|The 'super sub' I-401|
The other class of submarine produced by Japan, which highlights Japanese submarine innovation and unrealized potential is less well known but deserves to be celebrated. This was the SenTaka class of which three boats were completed before the end of the war, I-201, I-202 and I-203. In terms of their design, these boats were years ahead of their time and were precursors of the design changes in submarine hulls that would most come to be associated with the age of nuclear submarines. These boats had anything that could cause drag either removed or made retractable so that they were extremely streamlined, making them much faster and more maneuverable underwater than anything the Allies had. The electric motors were twice as powerful as the diesel engines and they were equipped with high-capacity batteries that allowed for huge bursts of speed so that these boats were capable of achieving speeds of over 21 knots while submerged, something unheard of at the time. No other submarine in the world could go so fast underwater as the SenTaka class and they were also fitted with a snorkel so that they could recharge their batteries without having to surface. As a result, though they were small boats with a rather short range, they could conceivably have operated entirely submerged for the duration of their patrol which would have made them almost impossible to detect until they started sinking Allied ships. With four forward tubs and ten torpedoes with two deck guns they also packed a respectable punch for such a small boat.
|The highly advanced HA-201|
Finally, if all of this seems rather depressing for submarine enthusiasts, we have to keep a few things in mind. For one, the submarine force was not alone in being robbed of the chance to achieve its greatest glory. Japan famously produced the largest battleships in the world, saved for the hoped for decisive fleet battle with the United States, and none were ever able to really show what they could do in a ship-to-ship shooting match before they were sunk.
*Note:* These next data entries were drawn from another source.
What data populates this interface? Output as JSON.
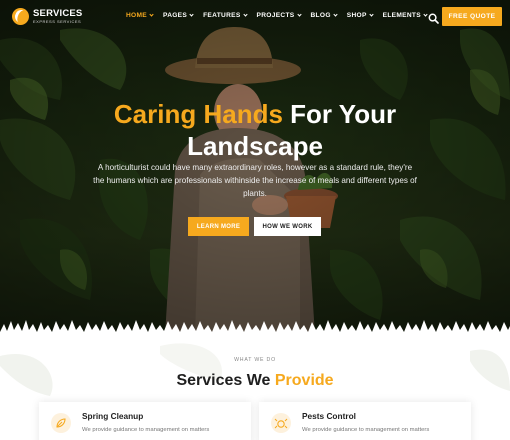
{
  "brand": {
    "name": "SERVICES",
    "tagline": "EXPRESS SERVICES",
    "accent_color": "#f6a91e"
  },
  "nav": {
    "items": [
      {
        "label": "HOME",
        "active": true,
        "has_dropdown": true
      },
      {
        "label": "PAGES",
        "active": false,
        "has_dropdown": true
      },
      {
        "label": "FEATURES",
        "active": false,
        "has_dropdown": true
      },
      {
        "label": "PROJECTS",
        "active": false,
        "has_dropdown": true
      },
      {
        "label": "BLOG",
        "active": false,
        "has_dropdown": true
      },
      {
        "label": "SHOP",
        "active": false,
        "has_dropdown": true
      },
      {
        "label": "ELEMENTS",
        "active": false,
        "has_dropdown": true
      }
    ],
    "search_icon": "search-icon",
    "cta_label": "FREE QUOTE"
  },
  "hero": {
    "title_accent": "Caring Hands",
    "title_rest": " For Your",
    "title_line2": "Landscape",
    "description": "A horticulturist could have many extraordinary roles, however as a standard rule, they're the humans which are professionals withinside the increase of meals and different types of plants.",
    "primary_button": "LEARN MORE",
    "secondary_button": "HOW WE WORK"
  },
  "services": {
    "eyebrow": "WHAT WE DO",
    "title_main": "Services We ",
    "title_accent": "Provide",
    "cards": [
      {
        "icon": "leaf-rake-icon",
        "title": "Spring Cleanup",
        "text": "We provide guidance to management on matters"
      },
      {
        "icon": "pest-icon",
        "title": "Pests Control",
        "text": "We provide guidance to management on matters"
      }
    ]
  }
}
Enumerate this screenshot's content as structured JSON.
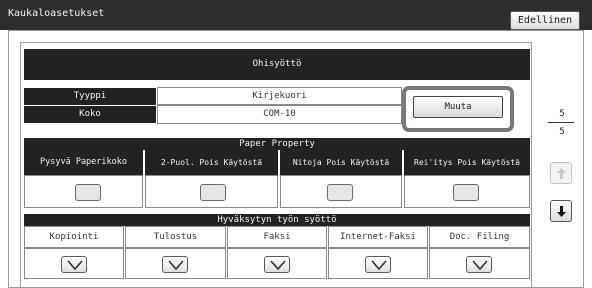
{
  "window": {
    "title": "Kaukaloasetukset",
    "back_label": "Edellinen"
  },
  "section": {
    "title": "Ohisyöttö"
  },
  "fields": [
    {
      "label": "Tyyppi",
      "value": "Kirjekuori"
    },
    {
      "label": "Koko",
      "value": "COM-10"
    }
  ],
  "change_button": "Muuta",
  "paper_property": {
    "title": "Paper Property",
    "items": [
      {
        "label": "Pysyvä Paperikoko",
        "checked": false
      },
      {
        "label": "2-Puol. Pois Käytöstä",
        "checked": false
      },
      {
        "label": "Nitoja Pois Käytöstä",
        "checked": false
      },
      {
        "label": "Rei'itys Pois Käytöstä",
        "checked": false
      }
    ]
  },
  "accepted_jobs": {
    "title": "Hyväksytyn työn syöttö",
    "items": [
      {
        "label": "Kopiointi",
        "checked": true
      },
      {
        "label": "Tulostus",
        "checked": true
      },
      {
        "label": "Faksi",
        "checked": true
      },
      {
        "label": "Internet-Faksi",
        "checked": true
      },
      {
        "label": "Doc. Filing",
        "checked": true
      }
    ]
  },
  "pager": {
    "current": "5",
    "total": "5",
    "up_icon": "arrow-up-icon",
    "down_icon": "arrow-down-icon"
  }
}
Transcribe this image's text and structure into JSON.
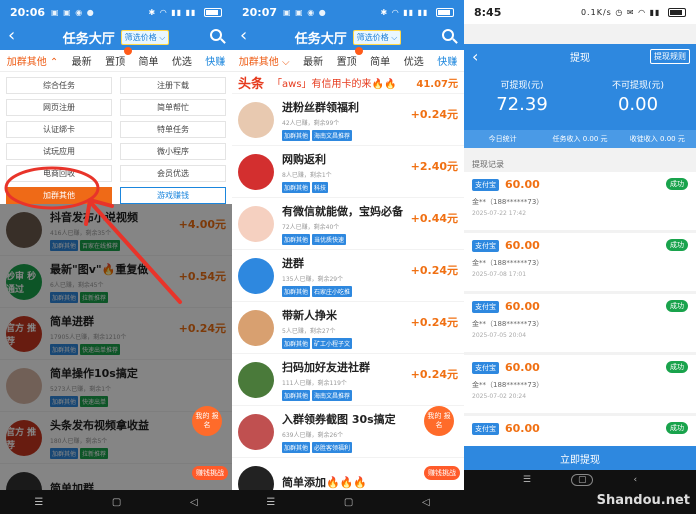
{
  "p1": {
    "time": "20:06",
    "title": "任务大厅",
    "filter": "筛选价格",
    "tabs": [
      "加群其他",
      "最新",
      "置顶",
      "简单",
      "优选",
      "快赚"
    ],
    "grid": [
      "综合任务",
      "注册下载",
      "网页注册",
      "简单帮忙",
      "认证绑卡",
      "特单任务",
      "试玩应用",
      "微小程序",
      "电商回收",
      "会员优选",
      "加群其他",
      "游戏赚钱"
    ],
    "rows": [
      {
        "title": "抖音发布小说视频",
        "sub": "416人已赚，剩余35个",
        "tags": [
          "加群其他",
          "百家在线推荐"
        ],
        "price": "+4.00元"
      },
      {
        "title": "最新\"图v\"🔥重复做",
        "sub": "6人已赚，剩余45个",
        "tags": [
          "加群其他",
          "拉新推荐"
        ],
        "price": "+0.54元"
      },
      {
        "title": "简单进群",
        "sub": "17905人已赚，剩余1210个",
        "tags": [
          "加群其他",
          "快速出单推荐"
        ],
        "price": "+0.24元"
      },
      {
        "title": "简单操作10s搞定",
        "sub": "5273人已赚，剩余1个",
        "tags": [
          "加群其他",
          "快速出单"
        ],
        "price": ""
      },
      {
        "title": "头条发布视频拿收益",
        "sub": "180人已赚，剩余5个",
        "tags": [
          "加群其他",
          "拉新推荐"
        ],
        "price": ""
      },
      {
        "title": "简单加群",
        "sub": "",
        "tags": [],
        "price": ""
      }
    ],
    "avatarTexts": [
      "",
      "秒审 秒通过",
      "官方 推荐",
      "",
      "官方 推荐",
      ""
    ],
    "fab": "我的 报名",
    "fab2": "赚钱挑战"
  },
  "p2": {
    "time": "20:07",
    "title": "任务大厅",
    "filter": "筛选价格",
    "tabs": [
      "加群其他",
      "最新",
      "置顶",
      "简单",
      "优选",
      "快赚"
    ],
    "headline": {
      "label": "头条",
      "text": "「aws」有信用卡的来🔥🔥",
      "amount": "41.07元"
    },
    "rows": [
      {
        "title": "进粉丝群领福利",
        "sub": "42人已赚，剩余99个",
        "tags": [
          "加群其他",
          "海南文昌推荐"
        ],
        "price": "+0.24元"
      },
      {
        "title": "网购返利",
        "sub": "8人已赚，剩余1个",
        "tags": [
          "加群其他",
          "科技"
        ],
        "price": "+2.40元"
      },
      {
        "title": "有微信就能做，宝妈必备",
        "sub": "72人已赚，剩余40个",
        "tags": [
          "加群其他",
          "当优质快速"
        ],
        "price": "+0.44元"
      },
      {
        "title": "进群",
        "sub": "135人已赚，剩余29个",
        "tags": [
          "加群其他",
          "石家庄小吃推"
        ],
        "price": "+0.24元"
      },
      {
        "title": "带新人挣米",
        "sub": "5人已赚，剩余27个",
        "tags": [
          "加群其他",
          "矿工小程子文"
        ],
        "price": "+0.24元"
      },
      {
        "title": "扫码加好友进社群",
        "sub": "111人已赚，剩余119个",
        "tags": [
          "加群其他",
          "海南文昌推荐"
        ],
        "price": "+0.24元"
      },
      {
        "title": "入群领券截图 30s搞定",
        "sub": "639人已赚，剩余26个",
        "tags": [
          "加群其他",
          "必胜客领福利"
        ],
        "price": ""
      },
      {
        "title": "简单添加🔥🔥🔥",
        "sub": "",
        "tags": [],
        "price": ""
      }
    ],
    "fab": "我的 报名",
    "fab2": "赚钱挑战"
  },
  "p3": {
    "time": "8:45",
    "net": "0.1K/s",
    "title": "提现",
    "rule": "提现规则",
    "avail_label": "可提现(元)",
    "avail": "72.39",
    "unavail_label": "不可提现(元)",
    "unavail": "0.00",
    "stats": [
      "今日统计",
      "任务收入 0.00 元",
      "收徒收入 0.00 元"
    ],
    "record_label": "提现记录",
    "records": [
      {
        "pay": "支付宝",
        "amount": "60.00",
        "status": "成功",
        "acct": "金**（188******73）",
        "date": "2025-07-22 17:42"
      },
      {
        "pay": "支付宝",
        "amount": "60.00",
        "status": "成功",
        "acct": "金**（188******73）",
        "date": "2025-07-08 17:01"
      },
      {
        "pay": "支付宝",
        "amount": "60.00",
        "status": "成功",
        "acct": "金**（188******73）",
        "date": "2025-07-05 20:04"
      },
      {
        "pay": "支付宝",
        "amount": "60.00",
        "status": "成功",
        "acct": "金**（188******73）",
        "date": "2025-07-02 20:24"
      },
      {
        "pay": "支付宝",
        "amount": "60.00",
        "status": "成功",
        "acct": "",
        "date": ""
      }
    ],
    "withdraw": "立即提现"
  },
  "watermark": "Shandou.net",
  "colors": {
    "blue": "#2e88df",
    "orange": "#f07013",
    "green": "#19a34c"
  }
}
It should probably also be mentioned that, like the Americans, the Japanese had little to no submarine combat experience before World War II. That does make a difference as we can clearly see what the German U-boats were able to achieve under the command of Admiral Karl Doenitz who was a veteran submarine commander who saw action in World War I as captain of UB-68. Even for the United States, while lacking the combat experience that the Germans had from World War I, it made a difference that the American naval commander in the Pacific was Admiral Chester Nimitz who, as a young officer, had commanded the USS Skipjack and held numerous submarine flotilla commands prior to World War II. He may have lacked combat experience but he certainly knew and appreciated what submarines were capable of and used them to best effect.
|I-58 carrying Kaiten 'human torpedoes'|